European natural gas futures plunged Friday after surging the most since 2005 when President Vladimir Putin's forces invaded Ukraine. The record-breaking rally was halted after four consecutive days of gains due to increased natgas flows from Russia.

During Thursday's invasion, Dutch TTF Gas Futures soared as much as 60% as Putin's forces launched a barrage of artillery, airstrikes, and missiles across Ukraine to "demilitarize" the country. We noted, at the time, even though energy prices jumped, there were no reports of supply disruptions or blackouts in Ukraine, suggesting businesses as usual. 

On Friday, Dutch TTF Gas prices plunged as much as 28%...

...on new data supplied by Bloomberg via Gazprom PJSC that natgas flows from Russia, through Ukraine, and into Europe jumped almost 38% on Thursday and are expected to rise 24% on Friday.

"Utilities are ordering more of the fuel under long-term contracts with Gazprom PJSC. That's because the deals are priced in such a way that Russian imports are now cheaper than spot gas traded at European hubs. The development follows months of limited Russian exports," Bloomberg explains. 

BCS Global Markets' commodity desk told clients that "Gazprom's month-forward contracts have been 'out-of-the-money' all year, keeping exports low. That changed yesterday as prices jumped, and demand for Russian gas has risen sharply, and could well rise further in the coming days." 

Gazprom reiterated that natgas flows via Ukraine are running as normal and will increase upon client requests. Russian flows through Ukraine are rebounding, though a pipeline into Germany via Poland remains muted. 

Stefan Ulrich, an analyst at BloombergNEF, said besides economics behind European buyers purchasing more Russian gas, "there may also be a strategic component as buyers seek to buy now given a potential for disruption in flows or further price increases." 

Even though Russia's invasion of Ukraine is sufficient for Western countries to take the nuclear option of expelling Russia from SWIFT, effectively kicking Russia out of the entire dollar-payment system, and leaving the country with few payment options, the move would be too damaging to Europe because Russia is the continent's largest natgas supply, providing more than a third of the region's needs.
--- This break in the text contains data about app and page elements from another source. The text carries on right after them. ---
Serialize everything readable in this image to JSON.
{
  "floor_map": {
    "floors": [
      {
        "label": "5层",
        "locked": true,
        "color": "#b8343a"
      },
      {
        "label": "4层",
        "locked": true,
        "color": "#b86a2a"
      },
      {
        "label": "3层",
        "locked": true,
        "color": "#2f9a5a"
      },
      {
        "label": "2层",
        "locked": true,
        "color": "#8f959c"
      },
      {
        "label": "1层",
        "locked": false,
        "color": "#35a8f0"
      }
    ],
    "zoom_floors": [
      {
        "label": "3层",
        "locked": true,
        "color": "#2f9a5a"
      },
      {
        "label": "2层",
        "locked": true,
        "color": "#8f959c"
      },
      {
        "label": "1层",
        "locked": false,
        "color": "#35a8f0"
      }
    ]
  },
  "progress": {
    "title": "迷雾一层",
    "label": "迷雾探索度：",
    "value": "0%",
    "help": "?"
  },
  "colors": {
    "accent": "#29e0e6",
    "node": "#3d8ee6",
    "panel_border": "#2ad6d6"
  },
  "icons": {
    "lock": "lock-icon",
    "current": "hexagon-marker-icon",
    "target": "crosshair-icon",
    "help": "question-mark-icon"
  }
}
About a third of those shipments transit via Ukraine.

President Biden has also backed the decision not to sanction Russia's energy sector, saying it would disrupt global energy markets and send higher prices. 

So for now, business as usual for Russia, now flooding natgas into Europe even though it's in the process of invading Ukraine.